Jordan has incorporated a few lower-impact materials into its product lineup, and in a positive move to minimise waste, the brand reuses some of its textile offcuts. Jordan has also committed to eliminating hazardous chemicals by 2025, claiming it’s on track to meet its target. But while the brand has set a science-based target to reduce greenhouse gas emissions in both its direct operations and supply chain, we found no evidence the brand is on track to meet this target.
One thing that’s missing for us to give a higher rating is the lack of evidence regarding actions taken to protect biodiversity in the brand’s supply chain. “It’s a Start.”
Jordan also rates “It’s a Start” for people.
The brand has a certified social auditing program through the Fair Labor Association (FLA) and scored 51-60% in the 2022 Fashion Transparency Index, showcasing a decent level of transparency in its operations.
But while Jordan set up a foundational policy supporting diversity and inclusion within its supply chain, we still need concrete evidence that the brand ensures that workers are paid a living wage across its supply chain. As Jordan progresses, focusing on ensuring fair wages and worker wellbeing will be pivotal in improving its labour rating.
When it comes to animal welfare, Jordan faces some challenges that contribute to its “Not Good Enough” rating. The brand has a basic policy covering animal welfare, but the lack of clear implementation mechanisms raises concerns about the actual execution of these policies.
Jordan has stopped using fur, angora, exotic animal skin, or exotic animal hair, but it still uses leather, wool, down, and shearling in its products.
Unfortunately, there’s no evidence that Jordan traces any animal-derived materials to the first production stage, making it challenging to ensure the ethical sourcing of these components.
Jordan’s “Not Good Enough” rating in animal welfare underscores the importance of refining and implementing clear policies to protect and uphold the wellbeing of animals throughout its supply chain.
Overall rating: ‘It’s a Start’
Overall, we rate Jordan “It’s a Start.” The brand is making strides but still has significant ground to cover for a higher rating. The brand needs to be more transparent, particularly in environmental impact tracking, and ensure workers throughout its supply chain are paid a living wage. Jordan must ensure it communicates its progress and stays on track for reduced emissions and hazardous chemical elimination targets.
Note that Good On You ratings consider hundreds of issues, and it is not possible to list every relevant issue in a summary of the brand’s performance. For more information, see our How We Rate page and our FAQs.
Looking for more ethical alternatives to Jordan? We listed some “Good” and “Great” brands below to consider when shopping for products similar to Jordan’s offerings. These alternatives prioritise sustainability, more responsible labour practices, and animal welfare.

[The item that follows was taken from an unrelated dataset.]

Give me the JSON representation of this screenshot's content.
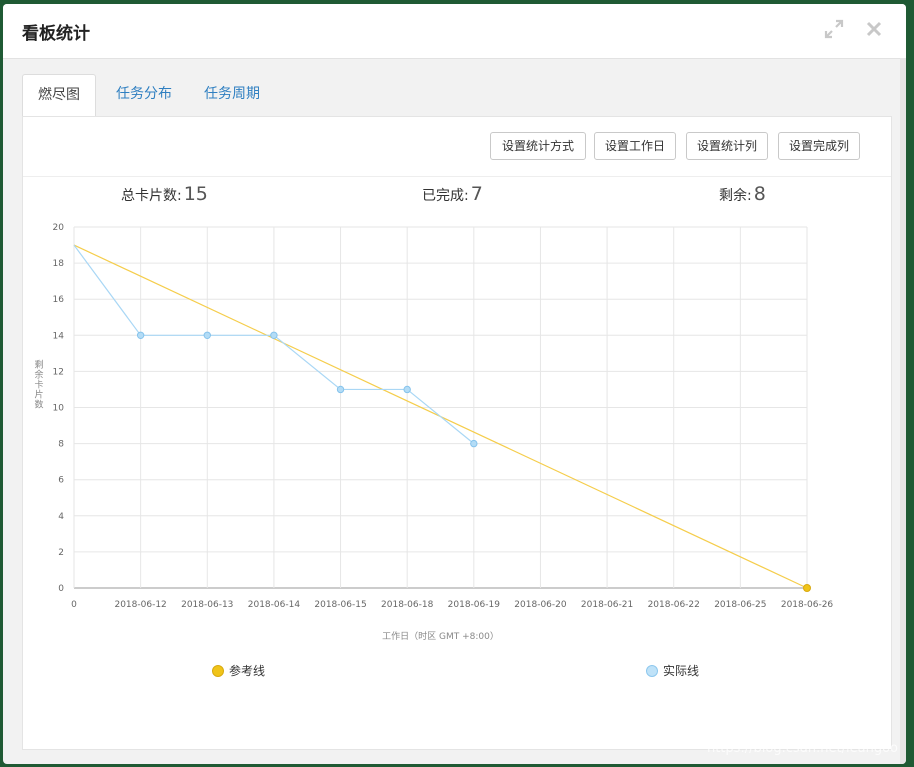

Note that while our editors are fans of the more sustainable brands listed below, we recognise they may not meet your current needs. They may be out of your price range or don’t stock your size. If you really need something and a product from a brand rated “It’s a Start”, like Jordan, seems the best option, then you might have questions about the “It’s a Start” rating.
In short, “It’s a Start” means just that—the brand is making a start. Good On You’s middling rating indicates that the brand has a long way to go but is also doing more than its competitors. Jordan is already ahead of comparable brands. And if your options are Jordan or, say, New Balance (“Not Good Enough”), which is making little to no effort for people, the planet, and animals, Jordan is a clear winner—progress over perfection.
You can also reach out to brands that need a little nudge in the right direction. If enough customers demand change, brands that truly care about their impact will have no choice but to respond in kind. Check out the “Your Voice” function on the app or slide into their DMs on social media to let them know what you think.